Each line below that holds the word "JSON" counts once; state the total number of such lines and nothing else.

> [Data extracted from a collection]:
———

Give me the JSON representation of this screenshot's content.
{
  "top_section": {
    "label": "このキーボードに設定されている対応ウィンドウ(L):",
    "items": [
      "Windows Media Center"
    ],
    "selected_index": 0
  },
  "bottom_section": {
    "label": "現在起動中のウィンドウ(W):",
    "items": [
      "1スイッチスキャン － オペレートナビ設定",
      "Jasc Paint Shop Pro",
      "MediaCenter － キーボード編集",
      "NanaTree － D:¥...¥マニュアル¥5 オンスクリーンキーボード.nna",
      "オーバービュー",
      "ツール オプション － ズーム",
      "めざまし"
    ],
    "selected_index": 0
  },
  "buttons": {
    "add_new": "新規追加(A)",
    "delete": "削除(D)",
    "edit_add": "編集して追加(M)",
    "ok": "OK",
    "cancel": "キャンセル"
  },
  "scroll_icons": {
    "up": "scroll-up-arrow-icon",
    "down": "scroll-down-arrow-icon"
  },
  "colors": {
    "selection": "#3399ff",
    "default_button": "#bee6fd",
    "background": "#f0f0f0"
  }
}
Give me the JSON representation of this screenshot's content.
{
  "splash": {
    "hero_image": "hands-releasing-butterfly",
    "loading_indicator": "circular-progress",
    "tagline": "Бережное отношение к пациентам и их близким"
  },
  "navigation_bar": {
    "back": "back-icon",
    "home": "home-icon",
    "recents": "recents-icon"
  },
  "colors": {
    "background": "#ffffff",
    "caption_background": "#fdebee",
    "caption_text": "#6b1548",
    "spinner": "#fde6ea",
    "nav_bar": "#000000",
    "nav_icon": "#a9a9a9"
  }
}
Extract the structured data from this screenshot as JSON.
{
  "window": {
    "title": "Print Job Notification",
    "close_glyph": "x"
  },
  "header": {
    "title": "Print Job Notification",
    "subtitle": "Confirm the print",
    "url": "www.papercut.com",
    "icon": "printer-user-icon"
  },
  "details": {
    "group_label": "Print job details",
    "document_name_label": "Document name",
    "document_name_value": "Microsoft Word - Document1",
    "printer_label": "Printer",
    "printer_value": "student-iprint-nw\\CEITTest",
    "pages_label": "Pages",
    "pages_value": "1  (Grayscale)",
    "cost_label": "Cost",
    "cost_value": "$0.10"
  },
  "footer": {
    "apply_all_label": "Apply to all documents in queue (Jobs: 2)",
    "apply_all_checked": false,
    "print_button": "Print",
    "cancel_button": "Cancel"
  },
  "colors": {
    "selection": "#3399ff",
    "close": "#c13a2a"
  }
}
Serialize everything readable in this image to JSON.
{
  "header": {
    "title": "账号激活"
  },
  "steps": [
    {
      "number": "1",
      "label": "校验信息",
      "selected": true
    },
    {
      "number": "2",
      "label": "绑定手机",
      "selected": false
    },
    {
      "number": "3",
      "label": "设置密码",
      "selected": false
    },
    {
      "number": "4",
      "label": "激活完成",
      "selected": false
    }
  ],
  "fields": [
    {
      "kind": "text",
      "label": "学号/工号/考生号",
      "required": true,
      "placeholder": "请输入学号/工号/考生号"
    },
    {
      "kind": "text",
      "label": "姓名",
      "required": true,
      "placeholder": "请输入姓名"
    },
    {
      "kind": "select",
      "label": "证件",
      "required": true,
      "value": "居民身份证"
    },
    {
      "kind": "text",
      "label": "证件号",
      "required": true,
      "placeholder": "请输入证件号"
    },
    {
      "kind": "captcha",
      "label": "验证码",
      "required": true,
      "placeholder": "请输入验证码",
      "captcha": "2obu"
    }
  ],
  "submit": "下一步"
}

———

> [Task response]: 4